Keep bets small

First off, keep bet sizes small. Very few people indeed make a living from sports spread betting the objective for most people is to have a bit of fun. After all, watching a horse race is just a little more exhilarating if you have some money on it. Needless to say, however, a bet of £2,800 per 'point' (a single run in a standard cricket bet) is crazy. As a rule of thumb, keep your bets at £10 or less per point.

Don't always bet long

Next, there's a spread betting saying: "shrewdies sell, mugs buy". The problem for most sports fans when it comes to betting is they want to back a winner it's human nature. Plus, they will always tend to overestimate their team or players' chances when it comes to scoring goals, winning penalties and so on. And spread betting firms know it.

So don't always bet long, as often the (high) spread will actually give better odds to someone betting short, simply because there are fewer of you and a broker needs to set the price so they are covered against an army of longs.

Use stop losses

Finally, use stop losses - especially as a novice. These get you out of a losing bet with a capped loss, and save you having to make a frenzied call from the terraces when a bet backfires.

Combine all three tips, and you shouldn't end up £288,400 out of pocket the way Didi did.

Tim graduated with a history degree from Cambridge University in 1989 and, after a year of travelling, joined the financial services firm Ernst and Young in 1990, qualifying as a chartered accountant in 1994.

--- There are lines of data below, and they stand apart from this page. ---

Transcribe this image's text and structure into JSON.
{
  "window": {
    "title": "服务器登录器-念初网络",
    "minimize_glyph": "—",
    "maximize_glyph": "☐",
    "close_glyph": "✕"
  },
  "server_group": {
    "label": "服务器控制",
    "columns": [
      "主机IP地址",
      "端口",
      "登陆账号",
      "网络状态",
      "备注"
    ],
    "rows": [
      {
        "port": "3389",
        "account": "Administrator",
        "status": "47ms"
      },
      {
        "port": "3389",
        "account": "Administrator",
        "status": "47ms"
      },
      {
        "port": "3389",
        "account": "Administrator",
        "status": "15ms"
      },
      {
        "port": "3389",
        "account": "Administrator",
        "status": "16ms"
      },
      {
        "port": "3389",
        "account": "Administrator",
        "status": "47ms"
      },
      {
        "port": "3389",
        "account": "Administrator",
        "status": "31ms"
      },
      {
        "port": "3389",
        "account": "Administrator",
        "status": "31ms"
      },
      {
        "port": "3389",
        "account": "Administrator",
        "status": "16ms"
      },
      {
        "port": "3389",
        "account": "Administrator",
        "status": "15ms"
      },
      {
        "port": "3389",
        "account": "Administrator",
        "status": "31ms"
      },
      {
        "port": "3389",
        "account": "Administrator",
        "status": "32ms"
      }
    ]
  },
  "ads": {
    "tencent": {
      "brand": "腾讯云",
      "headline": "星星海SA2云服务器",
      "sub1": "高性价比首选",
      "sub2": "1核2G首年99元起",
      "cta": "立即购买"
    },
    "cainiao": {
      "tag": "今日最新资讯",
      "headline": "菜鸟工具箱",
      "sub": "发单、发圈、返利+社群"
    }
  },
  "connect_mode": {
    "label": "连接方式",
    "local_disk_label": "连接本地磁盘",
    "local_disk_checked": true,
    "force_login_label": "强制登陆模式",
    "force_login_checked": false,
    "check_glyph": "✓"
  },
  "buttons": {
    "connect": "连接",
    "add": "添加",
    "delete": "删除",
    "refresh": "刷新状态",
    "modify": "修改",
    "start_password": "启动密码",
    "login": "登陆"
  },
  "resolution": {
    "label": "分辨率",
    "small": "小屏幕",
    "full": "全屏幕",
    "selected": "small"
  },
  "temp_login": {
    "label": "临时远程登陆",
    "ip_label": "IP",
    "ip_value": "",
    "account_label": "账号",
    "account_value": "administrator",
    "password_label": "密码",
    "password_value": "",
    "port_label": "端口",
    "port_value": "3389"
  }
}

He then moved into financial markets training, designing and running a variety of courses at graduate level and beyond for a range of organisations including the Securities and Investment Institute and UBS. He joined MoneyWeek in 2007.